Focusing on the story of Nick Garcos, a Greek man who returns from World War II and finds that his father has been conned and almost killed by a food salesman and swears revenge, Thieves’ Highway intently stares at (maybe glaring at would be accurate) the corruption that comes alongside money, something explored in the majority of Dassin’s films, as well as this darker connection between money and classical Greek tragedy.
Multiple Dassin films are framed similarly to Greek tragedies, and so it can’t be a coincidence that so often he chooses to place Greek characters into his narratives, making a condemning connection between his characters, who always try to do their best, even if it is in vain. Night and the City bears clear resemblance to the story of Sisyphus, and Thieves’ Highway is quite similar, also acting as a clearly large influence on Henri-Georges Clouzot’s incredible The Wages of Fear, which came out just a few years after this one did in 1953 and focuses on a startlingly similar narrative (along with all of the startlingly similar ideas that come with it).
Dassin’s film is a hell of a ride, unfortunately overshadowed by those who took some of its ideas and ran in a different direction with them, making use of bigger budgets to bring in double the excitement and therefore doubling down on the impact of Dassin’s original message. Nonetheless, Thieves’ Highway shouldn’t be skipped over, as it is brilliant, it’s just a little harder to find now.
10. Rhapsody in August (Akira Kurosawa, 1991)
Legendary director Akira Kurosawa’s penultimate film, Rhapsody in August makes for one of the most beautiful dramas ever made. Taking plenty of inspiration from Yasujiro Ozu with the focus on family and connection, but maintaining Akira’s usual style with the almost constantly gliding camera and the odd casting (more of a trait of Kurosawa’s late work, but still – Richard Gere shows up in this film, and has a key part – who would’ve thought?), Rhapsody in August is about a Japanese family who has to confront their troubled past with America (left over from the impact of the grandmother having been alive during, and lost her husband to, the Hiroshima bomb) when she wishes to visit her long lost brother who is hospitalised there.

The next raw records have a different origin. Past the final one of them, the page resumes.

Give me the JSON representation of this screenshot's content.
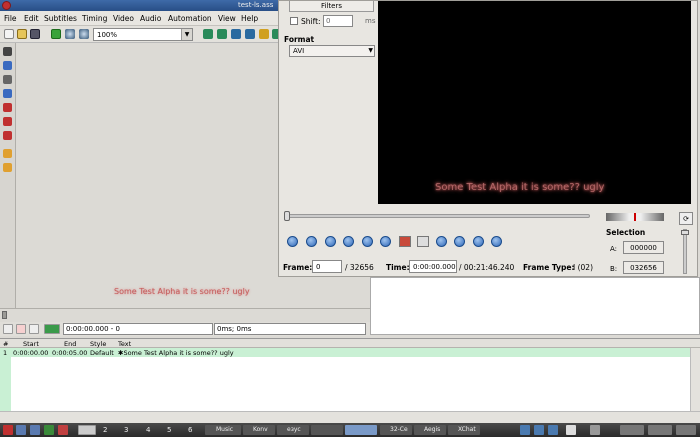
{
  "window": {
    "title": "test-ls.ass"
  },
  "menu": [
    "File",
    "Edit",
    "Subtitles",
    "Timing",
    "Video",
    "Audio",
    "Automation",
    "View",
    "Help"
  ],
  "toolbar": {
    "zoom_value": "100%"
  },
  "preview_subtitle": "Some Test Alpha it is some?? ugly",
  "transport": {
    "time_frame": "0:00:00.000 - 0",
    "offset": "0ms; 0ms"
  },
  "grid": {
    "headers": {
      "num": "#",
      "start": "Start",
      "end": "End",
      "style": "Style",
      "text": "Text"
    },
    "rows": [
      {
        "num": "1",
        "start": "0:00:00.00",
        "end": "0:00:05.00",
        "style": "Default",
        "text": "✱Some Test Alpha it is some?? ugly"
      }
    ]
  },
  "export_dialog": {
    "filters_button": "Filters",
    "shift_label": "Shift:",
    "shift_value": "0",
    "shift_unit": "ms",
    "format_label": "Format",
    "format_value": "AVI",
    "video_subtitle": "Some Test Alpha it is some?? ugly",
    "frame_label": "Frame:",
    "frame_value": "0",
    "frame_total": "/ 32656",
    "time_label": "Time:",
    "time_value": "0:00:00.000",
    "time_total": "/ 00:21:46.240",
    "frame_type_label": "Frame Type:",
    "frame_type_value": "I (02)",
    "selection_label": "Selection",
    "a_label": "A:",
    "a_value": "000000",
    "b_label": "B:",
    "b_value": "032656"
  },
  "taskbar": {
    "workspaces": [
      "2",
      "3",
      "4",
      "5",
      "6"
    ],
    "apps": [
      "Music",
      "Konv",
      "езус",
      "32-Ce",
      "Aegis",
      "XChat"
    ]
  },
  "colors": {
    "accent": "#2f68b8",
    "grid_row": "#c9f0d4",
    "subtitle": "#c04b4b",
    "close": "#c03030"
  }
}
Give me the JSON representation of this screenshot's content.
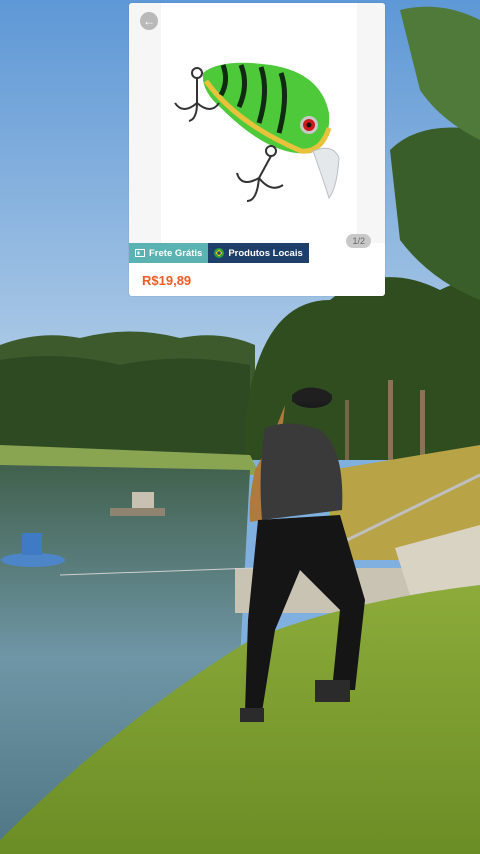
{
  "ad_card": {
    "back_icon": "arrow-left-icon",
    "pager": "1/2",
    "badges": {
      "free_shipping": "Frete Grátis",
      "local_products": "Produtos Locais"
    },
    "price": "R$19,89",
    "product": "fishing lure (green tiger crankbait)"
  },
  "colors": {
    "price": "#f05a24",
    "free_badge": "#5ab3b2",
    "local_badge": "#1f3f6b"
  }
}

Bringing such grace and beauty to the world of Kurosawa’s films, and mixing it with such a beautiful story, too, Kurosawa saved one of his finest films (certainly his most beautiful!) for close to the end of his career. This film is impossibly beautiful, and is so frequently skipped over by Kurosawa’s fans for some reason… so, if you enjoy Kurosawa, do see it! Hell, why not see it even if you don’t like Kurosawa – it deserves the attention any way it can be received!